He said such actions are contrary to Turkey's stated commitment to democratic values and respect for human rights and freedoms. “We call on the Turkish government and President Erdoğan to ensure that the Turkish people can exercise their democratic rights without fear of unfounded prosecution,” Baird said.
EP member Marietje Schaake
“The AK [Party] government must respect fundamental rights and freedoms, but is moving in the opposite direction of European values. The credibility of the EU is now at stake, and the accession process cannot be business as usual when journalists are imprisoned and proposals to require more religious education are made,” said Schaake on Dec. 17.
Schaake called on Turkey to stop the systematic attacks on the rule of law.
“Turkey should stop its path away from Europe, and meanwhile, Europe must make it clear that too many boundaries have been unacceptably crossed,” said Schaake.
Chair of the EP delegation to the EU-Turkey Joint Parliamentary cooperation committee Manolis Kefalogiannis

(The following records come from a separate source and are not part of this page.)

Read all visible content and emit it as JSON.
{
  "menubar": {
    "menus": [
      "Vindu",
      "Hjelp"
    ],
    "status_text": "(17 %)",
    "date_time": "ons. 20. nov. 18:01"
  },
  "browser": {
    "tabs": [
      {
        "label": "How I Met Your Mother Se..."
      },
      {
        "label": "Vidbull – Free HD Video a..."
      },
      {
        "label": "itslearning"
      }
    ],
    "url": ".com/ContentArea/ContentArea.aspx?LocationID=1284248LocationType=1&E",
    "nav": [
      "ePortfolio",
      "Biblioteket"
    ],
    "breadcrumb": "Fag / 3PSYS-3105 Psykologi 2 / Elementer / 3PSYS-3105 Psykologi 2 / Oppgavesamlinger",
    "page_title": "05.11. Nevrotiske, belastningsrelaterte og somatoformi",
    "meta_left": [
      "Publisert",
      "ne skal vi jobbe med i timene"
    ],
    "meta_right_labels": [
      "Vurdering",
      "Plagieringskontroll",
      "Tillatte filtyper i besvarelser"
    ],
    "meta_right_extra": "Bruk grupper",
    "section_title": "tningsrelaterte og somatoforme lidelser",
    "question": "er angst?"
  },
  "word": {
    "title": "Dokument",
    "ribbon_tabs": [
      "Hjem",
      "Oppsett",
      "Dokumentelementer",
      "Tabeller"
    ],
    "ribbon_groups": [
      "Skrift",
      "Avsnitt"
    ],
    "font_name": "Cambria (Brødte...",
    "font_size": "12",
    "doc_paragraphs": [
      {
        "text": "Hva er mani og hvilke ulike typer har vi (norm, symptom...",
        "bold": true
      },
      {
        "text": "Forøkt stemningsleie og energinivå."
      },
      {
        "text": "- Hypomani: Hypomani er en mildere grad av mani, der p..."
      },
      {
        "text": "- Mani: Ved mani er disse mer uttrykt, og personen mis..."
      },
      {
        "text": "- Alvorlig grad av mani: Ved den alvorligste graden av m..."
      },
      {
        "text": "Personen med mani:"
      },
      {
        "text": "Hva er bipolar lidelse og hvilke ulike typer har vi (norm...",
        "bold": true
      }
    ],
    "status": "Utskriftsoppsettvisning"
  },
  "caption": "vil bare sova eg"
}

"Last Sunday's police raids and massive arrest of journalists and media representatives in Turkey are of great concern; the detentions of journalists in Turkey go against the EU values, including the respect for the rule of law and fundamental freedoms,” said Chair of the EP delegation to the EU-Turkey Joint Parliamentary cooperation committee Manolis Kefalogiannis on Dec. 17.
In a statement, Kefalogiannis underlined that the detention of senior journalists constitutes a “serious attack” against one of the core values of liberal democracies and that they violate media freedom and the liberty of expression, undeniable preconditions for EU Membership.
He also stated that the legal basis for the arrests -- “reasonable suspicion” -- that was recently adopted in Parliament in a law package “is doubtful itself and should not be abused.” Kefalogiannis added, “We expect that the principle of the presumption of innocence will prevail.”
Published on Today's Zaman, 17 December 2014, Wednesday